Originally Posted by Nansense
I feel like we have high expectations and thus the constant correcting. So how can you have high expectations and NOT be a nag?
A few of you mentioned going outside - we do a walk, bike ride almost every day. It is more of a headache than a pleasure. "Stay on the edge" "Stay near me" "Don't get too far ahead" etc.... I'm constantly shouting out directions and it's not relaxing. Yesterday, I took bike rides away for a week because they got so far ahead I couldn't see them. So we did a walk today and it was all complaining - it was all I could do to not turn around because they need it.
I know this thread is getting looooong, but this caught my eye and I didn't see it addressed elsewhere.
We live in the city, and so riding bikes/trikes safety is REALLY important. If DS (age 3.5 now) keeps riding into the intersection, he could get killed, but it's fun to ride your trike to the park, and it's good exercise. So I pick my battle: Safety. Not perfection. Safety. And do as much in advance as possible so the expectations are high.
So, before we go out the door, helmet is on or we don't leave. Then we have a talk. "When Mommy says Red Light, you stop. When Mommy says Green Light, you can go." (And at this age we've added in yellow light.) Before we go out the door, he has to tell me what Red Light and Green Light mean. I ask him if, when mommy says Red Light, if that means stop RIGHT AWAY, or keep going a little bit and then stop. He's gotta get that answer right before we go out the door. And then one more question: "What happens if mommy says Red Light and you don't stop RIGHT AWAY?" Answer: "Mommy takes the tricycle away."
Once the expectations are set up and clear, we can finally step outside and have fun! Yep, he's had the trike taken away on many occasions. But when he does stop, I praise him for listening well and stopping right away. Red Light keeps him from getting too far ahead of me, so there are usually 4 or 5 Red Lights per block--it's not just reserved for the intersection or driveways. And he thinks it's a fun game to play. But a Red Light is a Red Light: if he doesn't stop right away, it doesn't matter what the excuse was (claiming he couldn't hear me, or that the sidewalk was sloping downward, or that there weren't any cars in that particular driveway or whatever), I take the trike.

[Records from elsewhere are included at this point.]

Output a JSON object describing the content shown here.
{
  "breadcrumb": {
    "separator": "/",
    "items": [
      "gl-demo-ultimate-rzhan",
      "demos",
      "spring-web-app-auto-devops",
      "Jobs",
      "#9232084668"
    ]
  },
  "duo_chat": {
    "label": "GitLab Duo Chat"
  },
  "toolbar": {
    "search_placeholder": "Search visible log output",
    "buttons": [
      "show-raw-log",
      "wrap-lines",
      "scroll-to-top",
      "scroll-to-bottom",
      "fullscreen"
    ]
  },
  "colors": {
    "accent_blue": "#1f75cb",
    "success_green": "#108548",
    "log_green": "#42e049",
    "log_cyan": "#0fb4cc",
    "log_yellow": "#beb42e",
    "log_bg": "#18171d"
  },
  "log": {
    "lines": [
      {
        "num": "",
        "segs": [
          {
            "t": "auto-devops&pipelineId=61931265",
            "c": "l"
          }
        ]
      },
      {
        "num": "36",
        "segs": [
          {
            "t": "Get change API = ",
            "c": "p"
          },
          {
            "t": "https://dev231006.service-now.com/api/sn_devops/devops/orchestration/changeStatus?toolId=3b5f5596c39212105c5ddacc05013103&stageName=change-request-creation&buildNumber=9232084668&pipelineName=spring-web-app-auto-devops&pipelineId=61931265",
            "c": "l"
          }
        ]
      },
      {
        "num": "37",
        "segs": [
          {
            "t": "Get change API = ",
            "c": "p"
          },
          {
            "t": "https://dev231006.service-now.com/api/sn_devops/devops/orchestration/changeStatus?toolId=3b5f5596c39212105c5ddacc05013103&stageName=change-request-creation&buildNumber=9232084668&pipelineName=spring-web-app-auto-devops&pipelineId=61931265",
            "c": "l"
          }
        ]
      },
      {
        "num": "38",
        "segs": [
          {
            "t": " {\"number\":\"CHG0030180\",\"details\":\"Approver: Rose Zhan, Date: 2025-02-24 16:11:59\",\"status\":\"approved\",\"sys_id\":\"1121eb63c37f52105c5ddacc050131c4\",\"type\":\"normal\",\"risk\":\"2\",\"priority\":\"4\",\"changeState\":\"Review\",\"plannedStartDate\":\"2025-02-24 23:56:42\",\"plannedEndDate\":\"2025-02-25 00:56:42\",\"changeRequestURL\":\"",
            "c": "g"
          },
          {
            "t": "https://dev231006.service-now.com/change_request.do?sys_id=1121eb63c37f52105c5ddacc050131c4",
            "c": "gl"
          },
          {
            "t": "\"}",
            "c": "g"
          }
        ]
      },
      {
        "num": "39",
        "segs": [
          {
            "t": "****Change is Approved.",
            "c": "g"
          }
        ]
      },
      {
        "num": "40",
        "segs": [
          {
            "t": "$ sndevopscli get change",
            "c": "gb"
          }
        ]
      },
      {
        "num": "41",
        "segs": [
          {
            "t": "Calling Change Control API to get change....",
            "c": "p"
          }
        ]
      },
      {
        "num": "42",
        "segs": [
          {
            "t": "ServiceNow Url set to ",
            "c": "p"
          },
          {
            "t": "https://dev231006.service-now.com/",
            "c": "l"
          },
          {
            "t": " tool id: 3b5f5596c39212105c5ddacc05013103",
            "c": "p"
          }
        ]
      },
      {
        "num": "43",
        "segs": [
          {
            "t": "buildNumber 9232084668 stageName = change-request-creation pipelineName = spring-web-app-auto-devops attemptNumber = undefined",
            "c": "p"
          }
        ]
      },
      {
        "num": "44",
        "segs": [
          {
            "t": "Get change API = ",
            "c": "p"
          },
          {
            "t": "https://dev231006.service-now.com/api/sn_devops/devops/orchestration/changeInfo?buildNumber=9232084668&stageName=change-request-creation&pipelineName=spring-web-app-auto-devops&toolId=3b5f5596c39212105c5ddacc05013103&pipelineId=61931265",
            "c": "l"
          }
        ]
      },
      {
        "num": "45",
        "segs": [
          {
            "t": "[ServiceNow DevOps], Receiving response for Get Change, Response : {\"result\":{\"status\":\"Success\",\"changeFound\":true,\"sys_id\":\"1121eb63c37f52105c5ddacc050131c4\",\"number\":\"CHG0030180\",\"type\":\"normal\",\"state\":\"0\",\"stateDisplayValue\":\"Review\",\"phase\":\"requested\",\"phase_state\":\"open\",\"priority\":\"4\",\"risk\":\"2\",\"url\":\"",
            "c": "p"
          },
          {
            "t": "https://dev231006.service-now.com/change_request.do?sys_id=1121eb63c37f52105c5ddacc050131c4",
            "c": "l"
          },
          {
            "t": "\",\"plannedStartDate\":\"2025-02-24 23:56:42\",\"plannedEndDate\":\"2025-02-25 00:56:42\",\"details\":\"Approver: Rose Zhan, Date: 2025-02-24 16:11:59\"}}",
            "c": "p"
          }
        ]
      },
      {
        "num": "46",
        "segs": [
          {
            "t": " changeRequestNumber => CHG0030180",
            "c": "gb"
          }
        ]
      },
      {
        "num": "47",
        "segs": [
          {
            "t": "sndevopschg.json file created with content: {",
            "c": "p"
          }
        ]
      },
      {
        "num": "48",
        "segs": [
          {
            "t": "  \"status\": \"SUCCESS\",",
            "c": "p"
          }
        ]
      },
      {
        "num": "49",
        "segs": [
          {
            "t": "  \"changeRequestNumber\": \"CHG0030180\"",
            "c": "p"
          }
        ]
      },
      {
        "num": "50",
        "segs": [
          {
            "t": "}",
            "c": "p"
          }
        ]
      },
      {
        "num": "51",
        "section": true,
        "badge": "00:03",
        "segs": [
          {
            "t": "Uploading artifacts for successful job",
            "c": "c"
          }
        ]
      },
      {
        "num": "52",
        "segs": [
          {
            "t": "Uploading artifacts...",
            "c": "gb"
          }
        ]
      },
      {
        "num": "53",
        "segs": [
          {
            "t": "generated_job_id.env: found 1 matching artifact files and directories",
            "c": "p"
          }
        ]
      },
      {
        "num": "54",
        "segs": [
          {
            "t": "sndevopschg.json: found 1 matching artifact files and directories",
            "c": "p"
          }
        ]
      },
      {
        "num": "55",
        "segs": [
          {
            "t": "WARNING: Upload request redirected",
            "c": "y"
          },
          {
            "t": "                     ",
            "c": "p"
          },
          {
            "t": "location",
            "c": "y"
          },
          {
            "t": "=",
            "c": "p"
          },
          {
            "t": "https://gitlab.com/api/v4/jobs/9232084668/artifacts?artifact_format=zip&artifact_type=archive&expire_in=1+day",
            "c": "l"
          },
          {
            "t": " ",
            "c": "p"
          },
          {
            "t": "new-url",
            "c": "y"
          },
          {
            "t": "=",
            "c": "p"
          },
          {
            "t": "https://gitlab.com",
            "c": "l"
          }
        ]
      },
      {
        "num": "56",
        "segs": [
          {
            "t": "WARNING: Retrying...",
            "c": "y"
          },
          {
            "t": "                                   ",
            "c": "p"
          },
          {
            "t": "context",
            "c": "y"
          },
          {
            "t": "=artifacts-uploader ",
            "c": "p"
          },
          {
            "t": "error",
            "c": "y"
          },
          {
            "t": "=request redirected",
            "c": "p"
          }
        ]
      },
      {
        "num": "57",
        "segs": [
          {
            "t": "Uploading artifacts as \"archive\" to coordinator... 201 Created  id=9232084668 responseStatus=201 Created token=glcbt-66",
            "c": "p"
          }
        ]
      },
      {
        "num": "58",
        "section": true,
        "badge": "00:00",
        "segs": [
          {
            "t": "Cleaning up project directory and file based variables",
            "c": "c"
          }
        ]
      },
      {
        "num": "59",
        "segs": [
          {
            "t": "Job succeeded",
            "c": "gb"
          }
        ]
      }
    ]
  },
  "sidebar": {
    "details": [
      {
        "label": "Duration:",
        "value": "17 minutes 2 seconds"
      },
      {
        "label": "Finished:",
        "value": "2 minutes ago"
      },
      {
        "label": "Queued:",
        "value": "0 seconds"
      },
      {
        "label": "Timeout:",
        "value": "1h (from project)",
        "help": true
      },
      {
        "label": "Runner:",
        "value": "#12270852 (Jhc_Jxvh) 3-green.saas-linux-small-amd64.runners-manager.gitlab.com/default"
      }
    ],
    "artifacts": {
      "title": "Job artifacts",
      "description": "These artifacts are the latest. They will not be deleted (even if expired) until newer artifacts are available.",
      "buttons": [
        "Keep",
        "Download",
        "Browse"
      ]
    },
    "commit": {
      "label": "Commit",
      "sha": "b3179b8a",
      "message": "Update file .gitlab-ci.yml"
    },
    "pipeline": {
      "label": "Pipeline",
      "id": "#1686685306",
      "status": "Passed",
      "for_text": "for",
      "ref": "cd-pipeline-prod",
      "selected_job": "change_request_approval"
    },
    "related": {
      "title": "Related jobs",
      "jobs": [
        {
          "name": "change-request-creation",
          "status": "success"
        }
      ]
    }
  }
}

The other really important thing is that the consequence is that it's spelled out in advance, and I follow through with it, but it's not excessive. I don't take the trike for a whole week: he's only 3, and a week is a VERY long time when you are 3! Plus, how can he practice following the rules if you he so infrequently gets the chance to practice? Nor does he lose our fun time at the park. The infraction was about the trike, and the trike only.
We finish going to the park, but I carry the trike. And I carry it back. The next time he wants to ride his trike to the park, be that tomorrow or a few days from now, we start over from the very beginning. He has to wear his helmet. We review the rules about Red Light and Green Light. He has to tell me whether he has to stop RIGHT AWAY or if he can keep going a little bit and then stop. He tells me what happens if he doesn't stop RIGHT AWAY. And only then do we step out the door.
If he makes it 90% of the way to the park before losing the trike, I still praise him for having listened so well for so long, but yep, the trike is taken away, and we walk the rest of the way. Recognize that at age 3 it's really hard to focus on following the rules for soooooo long, and absolutely give your kid credit for doing such a great job. But getting excited because you see the park and then getting yourself killed is not gonna cut it--thus, mommy takes the trike away, and we walk the rest of the way to the park and back.
We've made it all the way TO the park quite a few times; I don't think we've ever made it all the way there AND back home. LOL! But you know what? DS is learning how to meet some very high expectations for his behavior, and we are very proud of him for that. Other people who see him triking along the sidewalk are always impressed how well he's listening too, and generally also give him some kudos for being such a big boy and being so safe and listening to Mommy. So I think following very strict rules can be taught, but you do have to realize that it is a process that requires a high degree of self-control, persistence, and practice! Like any new skill, your kids aren't going to be perfect at it the first time around, but with continued practice, they can learn. And cheer them along in the process, because these skills that we take for granted really are not easy skills to learn.